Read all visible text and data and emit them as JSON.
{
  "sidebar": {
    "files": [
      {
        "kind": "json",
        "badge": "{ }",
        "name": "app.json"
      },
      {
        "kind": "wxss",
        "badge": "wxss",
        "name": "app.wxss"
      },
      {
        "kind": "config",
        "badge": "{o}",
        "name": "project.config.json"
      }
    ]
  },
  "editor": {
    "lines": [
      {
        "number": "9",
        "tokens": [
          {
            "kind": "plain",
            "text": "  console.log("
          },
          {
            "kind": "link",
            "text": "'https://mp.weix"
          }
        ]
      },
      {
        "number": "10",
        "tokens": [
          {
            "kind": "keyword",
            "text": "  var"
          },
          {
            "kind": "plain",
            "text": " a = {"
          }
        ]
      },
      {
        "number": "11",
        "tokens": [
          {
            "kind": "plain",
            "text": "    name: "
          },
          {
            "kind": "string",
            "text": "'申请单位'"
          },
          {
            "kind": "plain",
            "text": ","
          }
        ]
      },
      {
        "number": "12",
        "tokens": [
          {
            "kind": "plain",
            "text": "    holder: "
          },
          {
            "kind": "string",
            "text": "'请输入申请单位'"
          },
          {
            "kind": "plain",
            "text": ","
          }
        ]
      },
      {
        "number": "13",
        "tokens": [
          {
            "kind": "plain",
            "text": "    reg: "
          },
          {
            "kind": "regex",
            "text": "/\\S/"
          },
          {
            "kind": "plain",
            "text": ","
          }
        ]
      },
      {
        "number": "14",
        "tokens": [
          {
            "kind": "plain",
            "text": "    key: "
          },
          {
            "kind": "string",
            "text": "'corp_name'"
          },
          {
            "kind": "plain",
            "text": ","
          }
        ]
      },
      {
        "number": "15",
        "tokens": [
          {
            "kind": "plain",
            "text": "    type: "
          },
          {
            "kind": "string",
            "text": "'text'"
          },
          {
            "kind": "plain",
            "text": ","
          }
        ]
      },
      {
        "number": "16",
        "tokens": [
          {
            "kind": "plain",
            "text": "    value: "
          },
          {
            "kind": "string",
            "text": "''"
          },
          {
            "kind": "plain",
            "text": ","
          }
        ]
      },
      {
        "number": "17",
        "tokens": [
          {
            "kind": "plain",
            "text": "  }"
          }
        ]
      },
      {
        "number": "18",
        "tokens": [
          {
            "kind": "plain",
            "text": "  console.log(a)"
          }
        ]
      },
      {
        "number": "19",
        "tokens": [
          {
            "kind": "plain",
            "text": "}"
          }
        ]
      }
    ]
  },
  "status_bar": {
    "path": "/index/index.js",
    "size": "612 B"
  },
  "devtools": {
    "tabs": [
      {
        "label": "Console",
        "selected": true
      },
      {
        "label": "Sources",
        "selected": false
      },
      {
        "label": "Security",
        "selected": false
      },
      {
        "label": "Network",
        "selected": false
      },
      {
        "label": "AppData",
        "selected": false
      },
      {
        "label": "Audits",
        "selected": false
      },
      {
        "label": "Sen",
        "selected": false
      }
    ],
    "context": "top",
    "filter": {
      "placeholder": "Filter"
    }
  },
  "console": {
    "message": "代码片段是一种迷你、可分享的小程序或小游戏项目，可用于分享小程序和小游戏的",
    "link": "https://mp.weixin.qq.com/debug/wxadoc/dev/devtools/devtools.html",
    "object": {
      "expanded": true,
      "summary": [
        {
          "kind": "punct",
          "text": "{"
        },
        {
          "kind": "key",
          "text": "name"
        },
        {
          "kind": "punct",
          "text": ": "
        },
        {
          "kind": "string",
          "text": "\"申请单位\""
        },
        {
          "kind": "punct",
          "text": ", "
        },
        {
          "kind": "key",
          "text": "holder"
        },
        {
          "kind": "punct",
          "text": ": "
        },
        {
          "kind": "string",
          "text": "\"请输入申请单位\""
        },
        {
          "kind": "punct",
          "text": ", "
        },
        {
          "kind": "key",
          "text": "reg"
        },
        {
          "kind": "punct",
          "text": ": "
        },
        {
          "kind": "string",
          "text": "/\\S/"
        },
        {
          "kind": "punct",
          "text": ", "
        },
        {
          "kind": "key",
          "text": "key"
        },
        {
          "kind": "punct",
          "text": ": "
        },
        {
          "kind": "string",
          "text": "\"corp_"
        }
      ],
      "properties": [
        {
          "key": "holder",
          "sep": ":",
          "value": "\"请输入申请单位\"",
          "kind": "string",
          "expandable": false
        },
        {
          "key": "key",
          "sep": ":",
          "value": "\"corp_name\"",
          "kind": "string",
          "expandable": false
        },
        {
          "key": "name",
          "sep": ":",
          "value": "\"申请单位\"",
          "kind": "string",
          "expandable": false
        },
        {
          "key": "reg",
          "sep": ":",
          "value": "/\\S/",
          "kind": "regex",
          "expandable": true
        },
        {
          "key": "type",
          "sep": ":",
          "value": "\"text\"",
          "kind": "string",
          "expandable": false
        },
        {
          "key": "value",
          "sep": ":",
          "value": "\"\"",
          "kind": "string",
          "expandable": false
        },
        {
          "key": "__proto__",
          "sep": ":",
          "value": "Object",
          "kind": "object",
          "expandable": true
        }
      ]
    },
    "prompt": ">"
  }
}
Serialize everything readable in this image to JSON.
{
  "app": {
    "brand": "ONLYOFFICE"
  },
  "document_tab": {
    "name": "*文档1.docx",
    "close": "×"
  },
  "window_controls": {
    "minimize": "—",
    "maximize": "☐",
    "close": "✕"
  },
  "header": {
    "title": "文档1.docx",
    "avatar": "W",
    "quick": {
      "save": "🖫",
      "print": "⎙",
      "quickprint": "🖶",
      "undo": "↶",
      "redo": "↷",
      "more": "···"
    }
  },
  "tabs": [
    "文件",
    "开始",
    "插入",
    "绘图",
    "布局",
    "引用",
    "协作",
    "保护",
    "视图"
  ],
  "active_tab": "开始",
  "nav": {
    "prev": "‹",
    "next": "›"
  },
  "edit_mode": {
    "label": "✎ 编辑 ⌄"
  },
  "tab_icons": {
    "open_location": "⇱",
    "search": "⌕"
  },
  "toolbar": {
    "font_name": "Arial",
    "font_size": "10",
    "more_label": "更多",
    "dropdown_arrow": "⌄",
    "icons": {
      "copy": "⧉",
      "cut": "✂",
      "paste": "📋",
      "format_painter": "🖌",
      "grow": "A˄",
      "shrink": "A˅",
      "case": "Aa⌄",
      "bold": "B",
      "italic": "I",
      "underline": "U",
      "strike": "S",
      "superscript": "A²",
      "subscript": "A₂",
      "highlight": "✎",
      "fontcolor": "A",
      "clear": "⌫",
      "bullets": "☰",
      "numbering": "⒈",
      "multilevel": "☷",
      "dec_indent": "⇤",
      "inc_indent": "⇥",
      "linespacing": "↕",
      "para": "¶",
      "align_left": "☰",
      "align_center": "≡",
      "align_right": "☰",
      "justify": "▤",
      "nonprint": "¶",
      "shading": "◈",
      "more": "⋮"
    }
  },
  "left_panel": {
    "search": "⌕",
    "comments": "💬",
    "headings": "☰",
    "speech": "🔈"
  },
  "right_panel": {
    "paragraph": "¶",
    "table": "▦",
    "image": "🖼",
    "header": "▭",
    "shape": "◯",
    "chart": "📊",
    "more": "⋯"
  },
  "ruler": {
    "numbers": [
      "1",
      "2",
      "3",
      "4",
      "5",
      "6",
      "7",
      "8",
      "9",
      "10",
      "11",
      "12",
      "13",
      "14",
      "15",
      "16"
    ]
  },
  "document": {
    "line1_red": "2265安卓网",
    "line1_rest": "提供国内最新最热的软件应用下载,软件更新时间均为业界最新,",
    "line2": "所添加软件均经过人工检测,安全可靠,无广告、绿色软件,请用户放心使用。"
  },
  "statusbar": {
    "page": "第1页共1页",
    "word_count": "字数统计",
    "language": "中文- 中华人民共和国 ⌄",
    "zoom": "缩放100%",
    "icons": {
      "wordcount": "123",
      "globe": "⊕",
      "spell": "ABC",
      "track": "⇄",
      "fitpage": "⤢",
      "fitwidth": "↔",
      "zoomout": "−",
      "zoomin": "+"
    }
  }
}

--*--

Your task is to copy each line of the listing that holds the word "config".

        "kind": "config",
        "name": "project.config.json"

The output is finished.